(Records drawn from a dataset)
-- Opening Marker --
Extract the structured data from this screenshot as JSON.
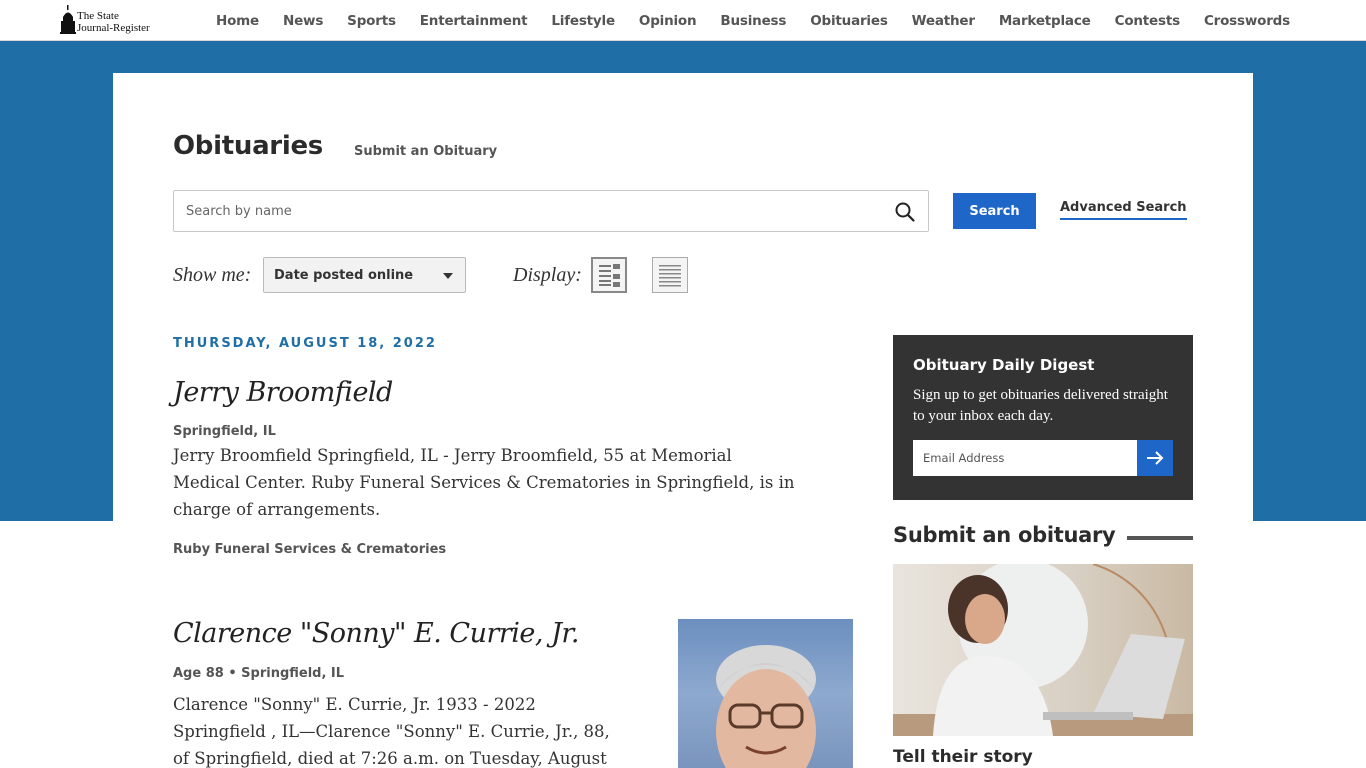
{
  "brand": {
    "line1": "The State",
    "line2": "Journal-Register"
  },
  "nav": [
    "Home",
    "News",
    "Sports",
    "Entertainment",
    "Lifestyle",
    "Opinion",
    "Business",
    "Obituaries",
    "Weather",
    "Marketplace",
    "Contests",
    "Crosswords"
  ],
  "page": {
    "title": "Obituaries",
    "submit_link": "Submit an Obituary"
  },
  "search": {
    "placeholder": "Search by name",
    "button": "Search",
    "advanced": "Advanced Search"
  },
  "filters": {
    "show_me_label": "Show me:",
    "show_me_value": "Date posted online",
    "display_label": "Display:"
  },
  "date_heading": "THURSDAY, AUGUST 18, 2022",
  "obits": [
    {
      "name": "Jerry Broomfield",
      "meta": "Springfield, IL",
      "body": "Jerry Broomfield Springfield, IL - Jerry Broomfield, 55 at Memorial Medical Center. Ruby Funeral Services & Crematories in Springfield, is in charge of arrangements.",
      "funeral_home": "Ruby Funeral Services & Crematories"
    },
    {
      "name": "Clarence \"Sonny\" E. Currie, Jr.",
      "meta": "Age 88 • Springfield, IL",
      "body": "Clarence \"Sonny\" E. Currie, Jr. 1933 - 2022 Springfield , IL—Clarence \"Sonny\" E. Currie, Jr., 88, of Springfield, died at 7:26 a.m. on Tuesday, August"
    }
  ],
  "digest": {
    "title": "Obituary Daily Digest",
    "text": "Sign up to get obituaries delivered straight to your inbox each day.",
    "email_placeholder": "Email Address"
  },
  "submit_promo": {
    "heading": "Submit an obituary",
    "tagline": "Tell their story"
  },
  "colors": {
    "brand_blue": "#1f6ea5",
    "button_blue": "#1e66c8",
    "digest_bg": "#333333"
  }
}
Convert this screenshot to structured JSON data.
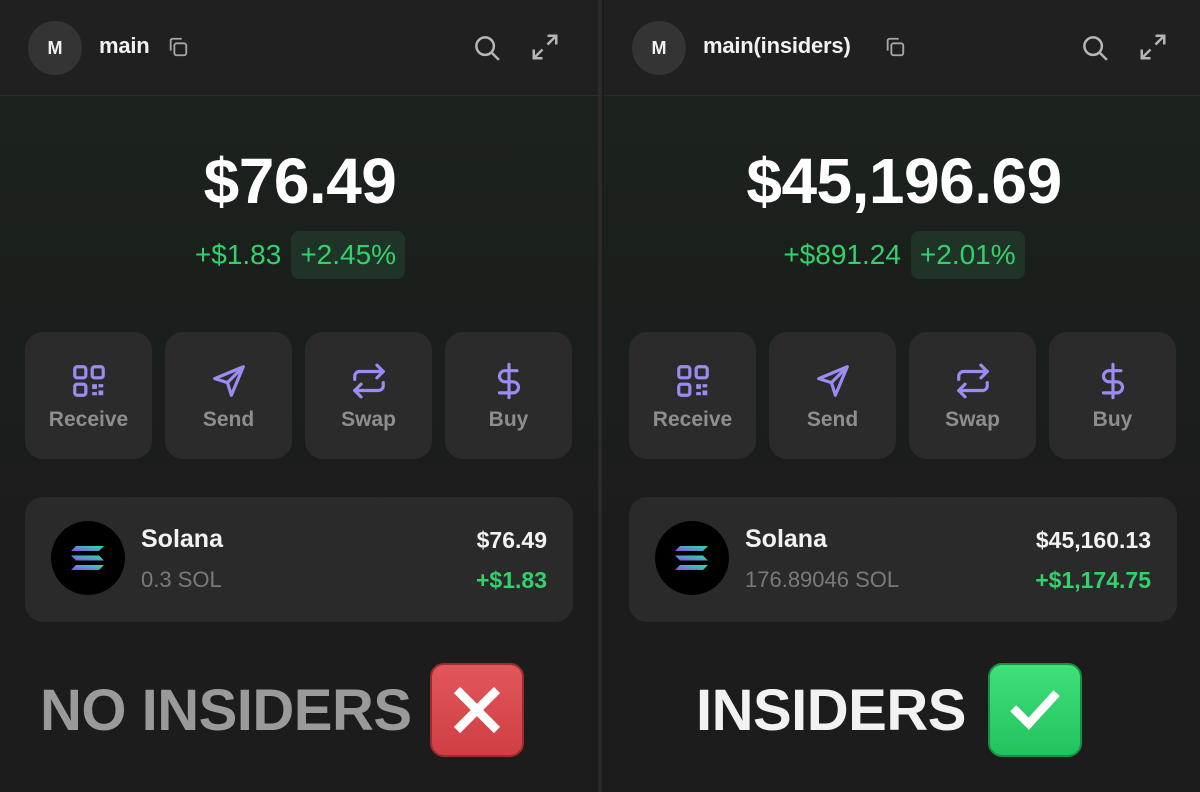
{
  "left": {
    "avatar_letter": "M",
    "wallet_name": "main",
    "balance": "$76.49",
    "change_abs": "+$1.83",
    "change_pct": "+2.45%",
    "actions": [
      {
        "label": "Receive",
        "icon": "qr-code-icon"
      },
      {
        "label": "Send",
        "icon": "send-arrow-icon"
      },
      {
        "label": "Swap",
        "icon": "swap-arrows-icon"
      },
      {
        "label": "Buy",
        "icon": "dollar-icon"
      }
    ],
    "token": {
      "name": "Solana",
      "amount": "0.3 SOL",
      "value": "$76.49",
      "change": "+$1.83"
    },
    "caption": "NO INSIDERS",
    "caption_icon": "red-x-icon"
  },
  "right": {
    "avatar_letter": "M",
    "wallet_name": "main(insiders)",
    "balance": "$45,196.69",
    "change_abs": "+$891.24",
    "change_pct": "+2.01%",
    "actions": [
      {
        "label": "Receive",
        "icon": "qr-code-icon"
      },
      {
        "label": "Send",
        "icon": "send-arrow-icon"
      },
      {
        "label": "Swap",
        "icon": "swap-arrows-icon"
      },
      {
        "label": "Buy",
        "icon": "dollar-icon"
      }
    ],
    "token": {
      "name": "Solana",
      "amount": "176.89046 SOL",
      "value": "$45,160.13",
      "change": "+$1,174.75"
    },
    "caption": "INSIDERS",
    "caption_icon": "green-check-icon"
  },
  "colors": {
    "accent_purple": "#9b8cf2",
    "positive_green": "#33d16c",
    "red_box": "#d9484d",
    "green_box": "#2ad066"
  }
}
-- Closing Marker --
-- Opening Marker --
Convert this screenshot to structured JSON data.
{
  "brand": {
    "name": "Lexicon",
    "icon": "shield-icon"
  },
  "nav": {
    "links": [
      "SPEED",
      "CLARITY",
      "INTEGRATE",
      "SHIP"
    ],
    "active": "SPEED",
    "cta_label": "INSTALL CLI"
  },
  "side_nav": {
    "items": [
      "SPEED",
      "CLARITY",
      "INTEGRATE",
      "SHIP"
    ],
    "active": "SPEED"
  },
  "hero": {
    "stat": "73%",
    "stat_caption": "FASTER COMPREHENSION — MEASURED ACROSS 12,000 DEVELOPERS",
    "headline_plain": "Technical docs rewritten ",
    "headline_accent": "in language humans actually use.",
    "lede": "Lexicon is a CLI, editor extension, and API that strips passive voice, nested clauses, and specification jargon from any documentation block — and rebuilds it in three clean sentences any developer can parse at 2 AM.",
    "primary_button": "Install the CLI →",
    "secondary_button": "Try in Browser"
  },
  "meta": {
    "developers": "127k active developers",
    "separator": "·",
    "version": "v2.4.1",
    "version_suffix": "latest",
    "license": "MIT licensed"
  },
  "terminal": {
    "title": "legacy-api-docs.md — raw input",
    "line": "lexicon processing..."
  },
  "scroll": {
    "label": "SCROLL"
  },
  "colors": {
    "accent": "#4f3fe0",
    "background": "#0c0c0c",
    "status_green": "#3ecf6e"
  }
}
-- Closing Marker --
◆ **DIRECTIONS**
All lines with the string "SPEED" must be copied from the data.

◆ **COMPLETED EXERCISE**
      "SPEED",
    "active": "SPEED",
      "SPEED",
    "active": "SPEED"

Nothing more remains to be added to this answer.